The following link is to the patent in Google Patents. (View this to see additional options)
The Center Point Marker Device is a simple tool for marking the center of an object quickly. It can mark the center of four different shapes: square, circular, rectangular and octangular. By placing a rubber band around the Control Knobs the device will hold to the object. My YouTube video shows marking four different parts. The accuracy is dependent on how well the parts are assembled. My commercially printed prototype had an accuracy of between 0.005 and 0.010 of an inch Note: Not all squares are square and not all cylinders or dowels are truly round, which can affect the accuracy tolerances.
REQUIRED TOOLS AND HARDWARE:
3d Printer and Filament
Sanding sticks, files or/and emery boards
(4) #3 x 3/8â€ Flat Head Sheet Metal Screws
Download the stl files. You can also download the dxf file created in AutoCAD if you wish to make changes or improvements. The PDF file has all the instructions, drawings and photoâ€™s for downloading. The expanded view of the device shows how the parts fit together.
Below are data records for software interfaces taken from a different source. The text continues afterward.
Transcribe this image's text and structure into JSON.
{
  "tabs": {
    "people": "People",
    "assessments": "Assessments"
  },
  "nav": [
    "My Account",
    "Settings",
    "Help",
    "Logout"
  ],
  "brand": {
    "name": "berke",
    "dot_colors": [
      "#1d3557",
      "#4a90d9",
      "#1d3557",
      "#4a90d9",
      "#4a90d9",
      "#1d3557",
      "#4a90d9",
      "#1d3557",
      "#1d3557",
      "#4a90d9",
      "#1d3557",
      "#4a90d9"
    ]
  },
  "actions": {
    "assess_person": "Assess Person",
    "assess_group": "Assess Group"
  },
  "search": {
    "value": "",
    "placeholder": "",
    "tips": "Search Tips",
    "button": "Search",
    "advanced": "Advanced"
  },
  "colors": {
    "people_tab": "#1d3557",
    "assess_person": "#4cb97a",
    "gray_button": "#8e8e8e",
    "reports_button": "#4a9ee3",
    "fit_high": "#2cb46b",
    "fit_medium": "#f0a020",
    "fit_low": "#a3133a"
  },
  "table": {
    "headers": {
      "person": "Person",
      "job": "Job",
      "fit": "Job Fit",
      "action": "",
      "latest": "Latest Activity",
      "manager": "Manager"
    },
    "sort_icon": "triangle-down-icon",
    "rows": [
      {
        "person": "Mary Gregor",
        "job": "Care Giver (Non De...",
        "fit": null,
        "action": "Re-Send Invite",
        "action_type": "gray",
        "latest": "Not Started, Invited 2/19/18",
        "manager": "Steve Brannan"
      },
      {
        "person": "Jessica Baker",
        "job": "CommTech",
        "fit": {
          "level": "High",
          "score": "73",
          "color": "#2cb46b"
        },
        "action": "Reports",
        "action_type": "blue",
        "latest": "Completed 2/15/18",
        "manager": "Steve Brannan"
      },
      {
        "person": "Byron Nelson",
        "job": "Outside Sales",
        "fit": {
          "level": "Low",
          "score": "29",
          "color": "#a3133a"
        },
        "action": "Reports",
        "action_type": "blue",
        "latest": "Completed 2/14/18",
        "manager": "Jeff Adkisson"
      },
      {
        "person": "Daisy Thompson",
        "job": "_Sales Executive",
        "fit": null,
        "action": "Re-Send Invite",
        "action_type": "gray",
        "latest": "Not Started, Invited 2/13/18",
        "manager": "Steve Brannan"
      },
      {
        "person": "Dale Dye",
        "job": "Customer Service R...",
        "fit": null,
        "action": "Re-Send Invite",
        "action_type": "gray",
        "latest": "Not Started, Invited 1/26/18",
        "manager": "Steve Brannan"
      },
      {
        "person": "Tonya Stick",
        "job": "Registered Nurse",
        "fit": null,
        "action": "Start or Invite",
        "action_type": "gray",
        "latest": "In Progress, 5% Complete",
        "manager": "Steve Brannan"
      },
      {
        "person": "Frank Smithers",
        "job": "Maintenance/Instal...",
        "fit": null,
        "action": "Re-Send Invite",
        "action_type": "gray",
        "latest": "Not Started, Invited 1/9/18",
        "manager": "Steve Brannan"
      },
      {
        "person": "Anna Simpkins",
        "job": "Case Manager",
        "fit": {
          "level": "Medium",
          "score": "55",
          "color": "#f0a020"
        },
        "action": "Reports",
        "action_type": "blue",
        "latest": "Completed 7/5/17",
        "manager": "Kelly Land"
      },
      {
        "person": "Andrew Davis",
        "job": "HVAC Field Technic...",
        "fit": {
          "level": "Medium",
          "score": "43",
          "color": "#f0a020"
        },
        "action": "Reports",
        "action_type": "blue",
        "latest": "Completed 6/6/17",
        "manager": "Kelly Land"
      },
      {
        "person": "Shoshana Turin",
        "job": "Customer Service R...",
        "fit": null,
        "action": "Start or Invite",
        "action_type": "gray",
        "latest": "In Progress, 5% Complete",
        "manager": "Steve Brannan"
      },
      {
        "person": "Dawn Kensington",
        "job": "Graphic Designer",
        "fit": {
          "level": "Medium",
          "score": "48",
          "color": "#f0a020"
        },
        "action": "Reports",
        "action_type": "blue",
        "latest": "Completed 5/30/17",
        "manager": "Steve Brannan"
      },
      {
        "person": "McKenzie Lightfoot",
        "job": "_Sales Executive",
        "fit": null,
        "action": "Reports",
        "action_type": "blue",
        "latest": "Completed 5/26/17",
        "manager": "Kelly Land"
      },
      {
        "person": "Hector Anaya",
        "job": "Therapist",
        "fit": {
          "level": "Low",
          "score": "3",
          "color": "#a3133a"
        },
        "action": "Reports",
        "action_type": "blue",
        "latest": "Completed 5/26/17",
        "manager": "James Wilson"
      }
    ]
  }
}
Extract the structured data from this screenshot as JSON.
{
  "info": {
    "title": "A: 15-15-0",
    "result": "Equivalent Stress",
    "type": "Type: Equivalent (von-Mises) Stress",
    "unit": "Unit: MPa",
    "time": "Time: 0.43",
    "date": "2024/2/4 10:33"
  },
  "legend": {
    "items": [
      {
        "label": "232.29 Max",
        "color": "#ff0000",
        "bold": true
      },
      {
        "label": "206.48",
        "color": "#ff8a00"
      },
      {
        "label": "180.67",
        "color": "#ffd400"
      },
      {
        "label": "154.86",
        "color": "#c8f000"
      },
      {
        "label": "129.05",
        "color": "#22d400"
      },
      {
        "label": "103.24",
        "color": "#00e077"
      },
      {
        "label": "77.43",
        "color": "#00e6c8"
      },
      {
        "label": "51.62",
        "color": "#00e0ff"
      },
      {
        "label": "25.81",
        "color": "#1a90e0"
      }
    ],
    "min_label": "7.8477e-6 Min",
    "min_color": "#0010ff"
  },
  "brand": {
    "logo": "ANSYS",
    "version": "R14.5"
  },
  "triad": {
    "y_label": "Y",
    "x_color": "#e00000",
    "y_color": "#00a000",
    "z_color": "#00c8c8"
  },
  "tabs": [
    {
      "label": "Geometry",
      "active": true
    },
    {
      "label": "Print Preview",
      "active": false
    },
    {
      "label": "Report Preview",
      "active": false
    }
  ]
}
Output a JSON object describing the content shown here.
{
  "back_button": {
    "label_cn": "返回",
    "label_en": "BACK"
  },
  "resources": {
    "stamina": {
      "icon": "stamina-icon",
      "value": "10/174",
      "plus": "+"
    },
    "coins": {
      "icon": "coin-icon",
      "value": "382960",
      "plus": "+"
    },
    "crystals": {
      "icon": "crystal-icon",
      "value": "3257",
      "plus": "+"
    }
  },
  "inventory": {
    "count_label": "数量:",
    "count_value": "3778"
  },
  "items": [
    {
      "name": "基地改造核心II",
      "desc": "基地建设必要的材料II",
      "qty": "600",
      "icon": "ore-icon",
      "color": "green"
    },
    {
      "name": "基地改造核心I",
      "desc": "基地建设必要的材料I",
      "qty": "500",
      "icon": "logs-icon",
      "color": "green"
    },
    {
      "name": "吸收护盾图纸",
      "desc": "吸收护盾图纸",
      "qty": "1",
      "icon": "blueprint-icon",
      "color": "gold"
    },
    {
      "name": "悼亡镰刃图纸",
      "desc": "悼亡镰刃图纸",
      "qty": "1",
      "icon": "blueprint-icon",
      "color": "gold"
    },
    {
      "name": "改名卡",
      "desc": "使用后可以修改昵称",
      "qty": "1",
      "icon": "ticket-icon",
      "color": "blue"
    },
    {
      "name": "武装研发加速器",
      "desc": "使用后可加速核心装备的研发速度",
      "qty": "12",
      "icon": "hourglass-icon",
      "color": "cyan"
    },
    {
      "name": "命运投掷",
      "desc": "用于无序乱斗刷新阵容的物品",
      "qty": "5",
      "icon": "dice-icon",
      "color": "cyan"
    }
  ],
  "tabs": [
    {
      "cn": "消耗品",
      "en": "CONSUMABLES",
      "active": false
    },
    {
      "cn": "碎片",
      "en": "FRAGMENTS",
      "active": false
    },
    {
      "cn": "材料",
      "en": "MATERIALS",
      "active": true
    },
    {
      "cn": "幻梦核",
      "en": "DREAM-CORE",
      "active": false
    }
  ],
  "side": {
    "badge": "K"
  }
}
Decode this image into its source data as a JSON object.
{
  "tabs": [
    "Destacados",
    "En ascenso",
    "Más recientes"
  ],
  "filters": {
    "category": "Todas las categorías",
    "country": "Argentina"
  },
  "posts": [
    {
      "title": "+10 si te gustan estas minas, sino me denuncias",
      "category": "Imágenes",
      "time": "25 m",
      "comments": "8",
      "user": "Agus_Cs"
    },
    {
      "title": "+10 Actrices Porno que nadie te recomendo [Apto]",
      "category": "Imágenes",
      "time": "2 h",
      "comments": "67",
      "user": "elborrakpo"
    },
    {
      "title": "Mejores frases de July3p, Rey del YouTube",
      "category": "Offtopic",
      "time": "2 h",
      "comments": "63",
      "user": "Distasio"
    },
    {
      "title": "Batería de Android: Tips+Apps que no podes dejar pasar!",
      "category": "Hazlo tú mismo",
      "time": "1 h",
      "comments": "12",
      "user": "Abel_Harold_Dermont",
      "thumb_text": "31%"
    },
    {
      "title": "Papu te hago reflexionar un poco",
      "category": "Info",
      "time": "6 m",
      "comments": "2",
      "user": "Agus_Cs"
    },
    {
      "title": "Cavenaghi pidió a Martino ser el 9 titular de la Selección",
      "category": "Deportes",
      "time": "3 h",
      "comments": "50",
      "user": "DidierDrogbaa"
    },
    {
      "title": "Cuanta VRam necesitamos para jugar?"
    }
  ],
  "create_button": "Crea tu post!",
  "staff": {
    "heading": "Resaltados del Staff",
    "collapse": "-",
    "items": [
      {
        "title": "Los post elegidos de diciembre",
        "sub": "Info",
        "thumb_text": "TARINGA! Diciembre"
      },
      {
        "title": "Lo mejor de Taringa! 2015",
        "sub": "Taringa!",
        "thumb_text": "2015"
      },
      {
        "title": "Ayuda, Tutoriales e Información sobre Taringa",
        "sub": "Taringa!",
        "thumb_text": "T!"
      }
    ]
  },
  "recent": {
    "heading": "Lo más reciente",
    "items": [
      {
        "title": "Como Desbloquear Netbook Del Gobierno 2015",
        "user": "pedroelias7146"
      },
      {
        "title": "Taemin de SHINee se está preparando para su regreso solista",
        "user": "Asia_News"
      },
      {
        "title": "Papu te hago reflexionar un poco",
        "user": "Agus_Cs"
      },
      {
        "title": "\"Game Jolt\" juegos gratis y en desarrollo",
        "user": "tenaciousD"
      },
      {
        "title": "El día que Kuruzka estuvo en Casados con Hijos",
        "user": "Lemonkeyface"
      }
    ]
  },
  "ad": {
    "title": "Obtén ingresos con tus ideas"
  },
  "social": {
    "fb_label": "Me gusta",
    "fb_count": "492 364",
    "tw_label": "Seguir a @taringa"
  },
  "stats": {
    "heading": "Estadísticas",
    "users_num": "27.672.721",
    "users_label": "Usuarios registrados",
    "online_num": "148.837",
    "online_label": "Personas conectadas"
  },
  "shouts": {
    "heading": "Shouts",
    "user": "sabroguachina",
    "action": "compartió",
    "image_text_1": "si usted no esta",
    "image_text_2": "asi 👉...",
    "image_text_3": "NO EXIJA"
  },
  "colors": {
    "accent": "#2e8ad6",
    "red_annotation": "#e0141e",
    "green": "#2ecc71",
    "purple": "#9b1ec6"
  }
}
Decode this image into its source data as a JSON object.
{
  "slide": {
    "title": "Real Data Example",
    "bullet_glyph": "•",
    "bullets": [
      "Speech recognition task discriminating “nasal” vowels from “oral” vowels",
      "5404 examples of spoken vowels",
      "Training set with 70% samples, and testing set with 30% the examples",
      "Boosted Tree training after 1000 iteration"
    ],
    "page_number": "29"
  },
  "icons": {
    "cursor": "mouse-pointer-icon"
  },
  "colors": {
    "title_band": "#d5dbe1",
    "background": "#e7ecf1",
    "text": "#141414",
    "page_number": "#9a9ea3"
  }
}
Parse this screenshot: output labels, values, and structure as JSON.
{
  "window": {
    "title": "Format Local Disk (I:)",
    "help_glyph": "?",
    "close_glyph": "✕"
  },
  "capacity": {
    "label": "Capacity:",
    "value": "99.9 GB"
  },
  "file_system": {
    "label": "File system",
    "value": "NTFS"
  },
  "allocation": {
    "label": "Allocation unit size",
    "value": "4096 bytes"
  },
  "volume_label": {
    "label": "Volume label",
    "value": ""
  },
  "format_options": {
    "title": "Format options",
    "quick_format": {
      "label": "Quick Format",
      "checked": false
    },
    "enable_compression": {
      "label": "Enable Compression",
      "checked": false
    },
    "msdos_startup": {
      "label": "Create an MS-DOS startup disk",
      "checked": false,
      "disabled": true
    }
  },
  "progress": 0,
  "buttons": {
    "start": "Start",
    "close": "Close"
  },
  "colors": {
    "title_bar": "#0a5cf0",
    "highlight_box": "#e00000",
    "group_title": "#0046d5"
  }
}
You will need two of each part except the 4 Arm Base which one is required.
Print the parts with the finest resolution you can. I had to do some sanding of the rough faces to have a smoother sliding motion. The fit of the pins and the knobs is critical. Other options can be used for the pins (cutlery rivets or?) if desired. The included design has been enlarged 20% over my original prototype and converted to metri. The size just fits my printer.
I attached the Rotating Jaws with #4 screws. The Male and Female pins also attach with #4 screws.
You can use your choice of a punch. I machined one from steel so I could add a spring. However, I also use an aluminum blind rivet for softer materials. Again the hole should be machined for snug sliding fit as this is critical to the accuracy. The point on the punch must also be at the true center.
Dress the parts as needed. M
achine the punch hole in the 4 Arm Base part so your punch is snug and slides without falling out. The hole must be truly perpendicular for accuracy.
Assemble the Right Angle Jaws to the 4 Arm Base using the Control Knobs. Remember they have to slide freely. The top faces of the Right Angle Jaws face each other. I use hot melt glue to secure the Control Knobs, that way I could remove if needed.
Attach the 4 Arm Base and the Right Angle Jaws together using the Male and Female Pins as shown in the expanded drawing. Use #4 screws to attach the Pins together. Countersink the parts that receive the #3 screws.
Attach the Rotating Jaws to the Right Angle Jaws with #4 screws. Tighten only enough so the Rotating Jaws rotate freely
If you are like me you may have to remake some parts. I have made two of this size and they work fine.
I am happy to answer any question by email: [email protected]
Also I would accept a small donation through PayPal: [email protected]
Thanks for looking and good luck.
You must be logged in to post a comment.